Boston, Massachusetts is known for more than just their baked beans, Sam Adams lagers, and Bruins hockey. Ditto for the Red Sox, Celtics basketball, and the location of the sitcom “Cheers”. Although this city was a scene of historical importance for the American Revolution, it will be forever known as a scene of musical importance for its vast variety of artists that’s secured it a reputation as a cultural hotbed. Going beyond the “More Than A Feeling” manifesto from that band that wasn’t named Kansas or Chicago, Boston (the city) was the birthplace of other classic rock stalwarts such as Aerosmith, the J. Geils Band, and the Cars. The city’s placement in the punk rock timeline can never be stated enough, especially in the 1980s when such influential figureheads as Gang Green, SS Decontrol, Jerry’s Kids, the FU’s, and many others put Paul Revere’s stomping grounds on skaters’ roadtrip maps. College radio has also seen its share of Boston alumni on their playlists with the likes of Jonathan Richman, Mission Of Burma, the Del Fuegos, the Lemonheads, and the Pixies. And how can you not think of the Dropkick Murphys?
But whatever it is that’s in the “Dirty Water” of this Massachusetts city, it’s been spawning creativity for years now. One of the more recent acts to emerge from this impressive talent pool is the Doug MacDonald Band.
Doug MacDonald started his trajectory in 2005, performing his own songs in Boston clubs, equipped with an acoustic guitar. Making his rounds on the bar circuit for roughly three years, Doug decided to take his act to another level by adding a drummer. Enter Patty Short, who was between bands, and on the lookout for an opportunity to apply her skills behind the kit, as well as someone she could mesh with musically. After seeing Doug perform one evening, the two hit it off and they immediately began fine-tuning their repertoire before hitting the local scene as the Doug MacDonald Band. Playing for several years to increasing audience numbers, their stock rose and it gave Doug and Patty the motivation to put out an album. In 2012, they released their debut, “Give Me My Guitar”, which made a positive splash on East Coast college radio, and gathering favorable reviews from the Boston area music press. In 2013, they released their follow-up, “Mr. Bones”, which earned the distinction of “CD of the Summer” after its review in Boston Noise. Proving that they weren’t about to put the brakes on, the duo released “Duel Speaker” in 2014 to glowing reviews and more college radio airplay. One of the tracks on this album, “Jack Joke Shop”, landed on “Out Of the Garage: Volume 3”, a Bongo Boy Records compilation that was released back in January. It was this amicable experience that led to Doug and Patty joining the roster of recording artists at this label, and to begin working on their next album.
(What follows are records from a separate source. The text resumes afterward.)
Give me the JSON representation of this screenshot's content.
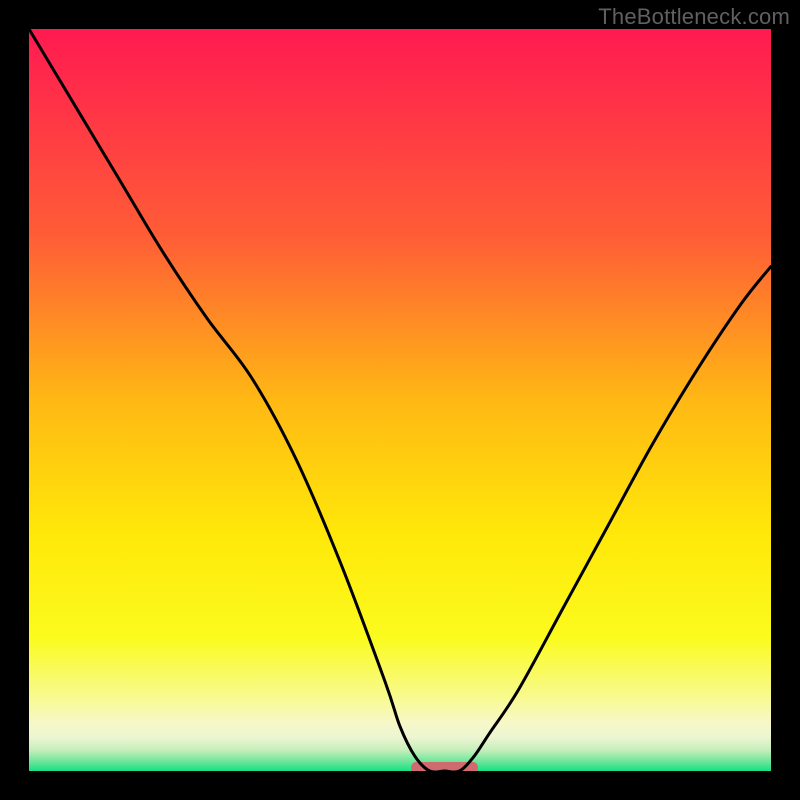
{
  "watermark": "TheBottleneck.com",
  "chart_data": {
    "type": "line",
    "title": "",
    "xlabel": "",
    "ylabel": "",
    "xlim": [
      0,
      100
    ],
    "ylim": [
      0,
      100
    ],
    "grid": false,
    "legend": false,
    "annotations": [],
    "series": [
      {
        "name": "curve",
        "x": [
          0,
          6,
          12,
          18,
          24,
          30,
          36,
          42,
          48,
          50,
          52,
          54,
          56,
          58,
          60,
          62,
          66,
          72,
          78,
          84,
          90,
          96,
          100
        ],
        "y": [
          100,
          90,
          80,
          70,
          61,
          53,
          42,
          28,
          12,
          6,
          2,
          0,
          0,
          0,
          2,
          5,
          11,
          22,
          33,
          44,
          54,
          63,
          68
        ]
      }
    ],
    "marker": {
      "name": "optimum-marker",
      "x_center": 56,
      "width": 9,
      "y": 0,
      "color": "#cf6a6f"
    },
    "background_gradient": {
      "stops": [
        {
          "offset": 0.0,
          "color": "#ff1a51"
        },
        {
          "offset": 0.28,
          "color": "#ff5d36"
        },
        {
          "offset": 0.5,
          "color": "#ffb814"
        },
        {
          "offset": 0.68,
          "color": "#ffe809"
        },
        {
          "offset": 0.82,
          "color": "#fbfb1e"
        },
        {
          "offset": 0.9,
          "color": "#f8fa8e"
        },
        {
          "offset": 0.935,
          "color": "#f7f8c8"
        },
        {
          "offset": 0.955,
          "color": "#ecf5d2"
        },
        {
          "offset": 0.972,
          "color": "#c4efba"
        },
        {
          "offset": 0.985,
          "color": "#79e79f"
        },
        {
          "offset": 1.0,
          "color": "#18e084"
        }
      ]
    }
  }
}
On June 13, Bongo Boy Records released “Lightning Head”, the fourth album from the Doug MacDonald Band, which is now available worldwide, including Asia.
Having tread alternative/indie rock waters with ease on their previous three recordings, Doug and Patty have exemplified a comfortableness in their fourth album with plenty of earnest songwriting and exceptional musicianship. Embodying the “less is more” spirit of other sublime two-person outfits, the twosome showcase a nice array of genres over the nine tracks included on “Lightning Head”. The opener “Atomic Phunk” starts out as a thumping garage punker which veers off into mellow Paisley Underground-style balladry, demonstrating Doug’s versatile vocal range. Some of the other highlights include: “Jason’s Record Store” (another well-played garage rocker) where Doug revisits his past; “Lights On” has a wonderful ’80s post punk feel, revealing Doug’s college radio influences; “Shark Attack” (just in time for Summer) is pure surf/garage rock perfection; “Drawbridge Troll” has a darkness to it, yet it’ll make you want to memorize the lyrics for singing along with repeated listens. The whole album traverses a range of emotions, from upbeat garage numbers to slower, heartfelt territory like “Silent Alert” which is reminiscent of Ben Folds. Doug’s guitar playing easily translates the mood he wants for every tune, and Patty’s ace drumming perfectly compliments each composition, all coming together like a well-oiled machine. Naturally, this is an album that’s poised for not only college radio, but for eclectic rock stations the world over. Here’s to hoping that one day when you listen to Little Steven’s Underground Garage, you’ll hear the Doug MacDonald Band playing “The Coolest Song In the World”.
To order a copy of “Lightning Head”, visit the Bongo Boy Records website.
To stay up-to-date with all happenings with the Doug MacDonald Band, visit them on Facebook.